The Hamas delegation that arrived in Gaza on Thursday will discuss a ceasefire agreement with Israel that includes the improvement of living conditions in the strip as well as a sea port and an airport in Egypt, according to a report Friday in Lebanese newspaper Al Akhbar.
Meanwhile, a senior source told Ynet that a prisoner exchange deal between Hamas and Israel, which will include the return of two Israeli citizens and the remains of two IDF soldiers, will happen—if at all—only at the end of the agreement's implementation.
A high-level Hamas delegation entered Gaza Thursday evening through the Rafah border crossing after holding talks in Cairo on the reconciliation agreement with Fatah as well as a possible ceasefire with Israel.
Most of the Hamas leadership is based in Gaza but was joined by exiled members of the group's political bureau, including Saleh al-Arouri, a founder of the Hamas military wing in the West Bank and a mastermind of violent attacks against Israelis in the past; Hamas's spokesman abroad Husam Badran; senior Hamas official Mousa Abu Marzouk; and Hamas official Izzat al-Rishq.
Deputy Hamas leader in Gaza, Khalil al-Hayya, accompanied the delegation to Cairo and returned with it to Gaza on Thursday.
The Hamas website Safa said Friday this marks the first time all members of the political bureau have come together in Gaza.
Hamas officials have said guarantees were given that the delegation would not be targeted by Israel and that progress has been made toward a truce that could pave the way for a UN-led reconstruction of Gaza.
Israel's Security Cabinet is set to convene on Sunday in an underground bunker in the Jerusalem area in order to discuss a wide-scale arrangement on the Gaza Strip.

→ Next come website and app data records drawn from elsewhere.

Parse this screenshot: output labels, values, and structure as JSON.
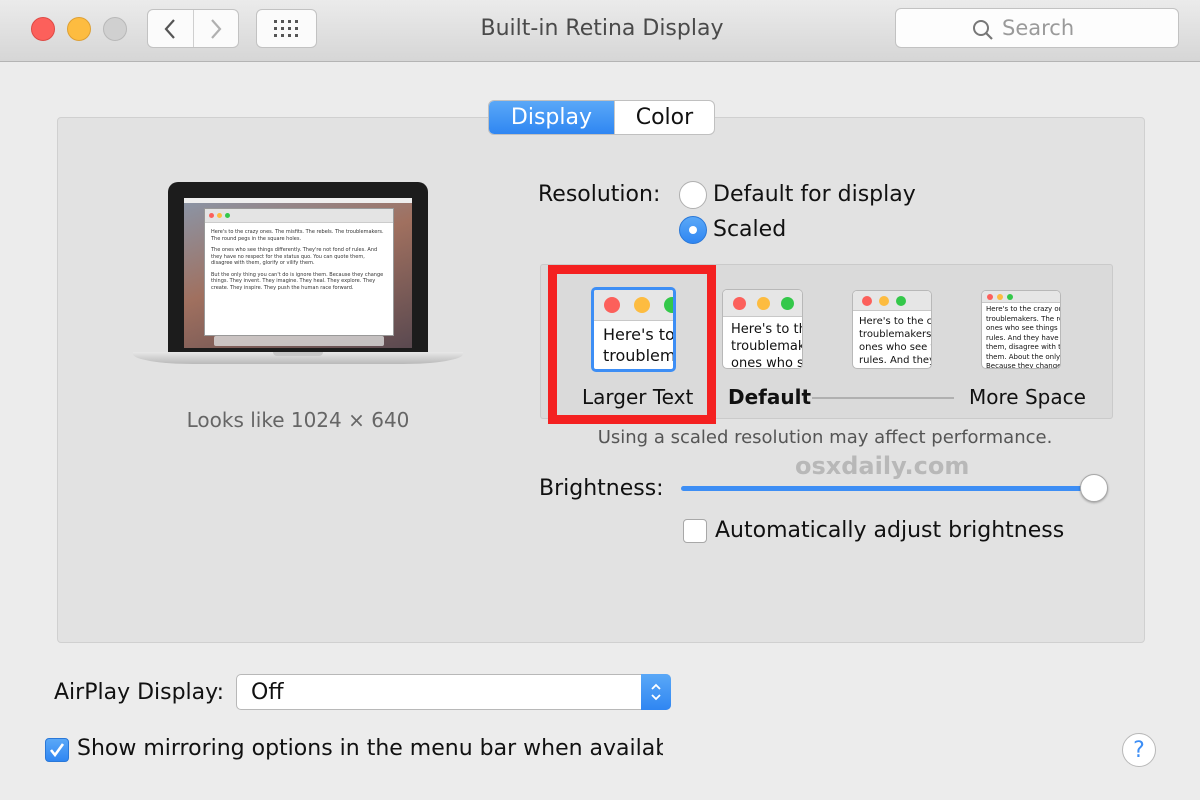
{
  "window": {
    "title": "Built-in Retina Display"
  },
  "toolbar": {
    "search_placeholder": "Search"
  },
  "tabs": [
    {
      "label": "Display",
      "active": true
    },
    {
      "label": "Color",
      "active": false
    }
  ],
  "preview": {
    "looks_like": "Looks like 1024 × 640",
    "doc_paragraphs": [
      "Here's to the crazy ones. The misfits. The rebels. The troublemakers. The round pegs in the square holes.",
      "The ones who see things differently. They're not fond of rules. And they have no respect for the status quo. You can quote them, disagree with them, glorify or vilify them.",
      "But the only thing you can't do is ignore them. Because they change things. They invent. They imagine. They heal. They explore. They create. They inspire. They push the human race forward."
    ]
  },
  "resolution": {
    "label": "Resolution:",
    "options": [
      {
        "label": "Default for display",
        "selected": false
      },
      {
        "label": "Scaled",
        "selected": true
      }
    ],
    "scaled_options": [
      {
        "label": "Larger Text",
        "preview": "Here's to\ntroublem",
        "selected": true
      },
      {
        "label": "Default",
        "preview": "Here's to th\ntroublemak\nones who s",
        "selected": false
      },
      {
        "label": "",
        "preview": "Here's to the cr\ntroublemakers.\nones who see t\nrules. And they",
        "selected": false
      },
      {
        "label": "More Space",
        "preview": "Here's to the crazy one\ntroublemakers. The rou\nones who see things di\nrules. And they have n\nthem, disagree with the\nthem. About the only th\nBecause they change t",
        "selected": false
      }
    ],
    "note": "Using a scaled resolution may affect performance."
  },
  "watermark": "osxdaily.com",
  "brightness": {
    "label": "Brightness:",
    "value": 0.96,
    "auto_label": "Automatically adjust brightness",
    "auto_checked": false
  },
  "airplay": {
    "label": "AirPlay Display:",
    "value": "Off"
  },
  "mirroring": {
    "label": "Show mirroring options in the menu bar when available",
    "checked": true
  },
  "help": {
    "label": "?"
  },
  "colors": {
    "accent": "#3d8ef5",
    "highlight_box": "#f42020",
    "close": "#fc605b",
    "minimize": "#fdbc40",
    "zoom": "#34c84a"
  }
}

The ministers will be briefed on the discussions held under the auspices of UN Middle East envoy Nikolay Mladenov and the Egyptians.
According to Al Akhbar, the first stage of the ceasefire agreement will come into effect within a week and will include an end to "March of Return" protest activities on the Israel-Gaza border.
In return, the Kerem Shalom border crossing will resume activity and the Rafah border crossing with Egypt will be reopened on a more permanent basis.
The second stage will include the improvement of living conditions in the Gaza Strip and the complete removal of the blockade, according to the Lebanese paper.
Israel will allow the transfer of goods into the strip and increase the electricity it provides Gaza.
The third stage of the plan, according to the report, will include the launch of UN humanitarian projects already proposed in the past, including the construction of a sea port for Gaza in Ismailia, Egypt, operating an airport for the strip in Sinai, as well as the construction of a power plant in the Egyptian peninsula. In addition, the reconstruction of Gaza will go ahead.
This reported outline was presented by UN Envoy to the Middle East Nickolay Mladenov to Hamas leader Ismail Haniyeh during their meeting last week in Gaza.
Among the other incentives to the Palestinians in the plan is increasing the power supply to the strip to four additional hours a day, $31 million in aid from Qatar, and $91 million in aid for UNRWA. In addition, $10 million will be transferred to the strip to pay salaries to Palestinian Authority employees in the Gaza Strip.
A Hamas official told Al Akhbar that "there is an agreement in principle to the Egyptian-international roadmap for calm in the strip."
However, Hamas's political leadership wishes to first have a discussion on the plan before giving the go-ahead for the final negotiations.
On Saturday, Hamas and Fatah delegations are scheduled to return to Egypt and have a joint meeting with Egyptian intelligence officials on the internal Palestinian reconciliation. If no new disagreements emerge, the two warring factions might officially announce the adoption of the Egyptian roadmap for the reconciliation, signed by the two sides several months ago.
The Associated Press contributed to this report.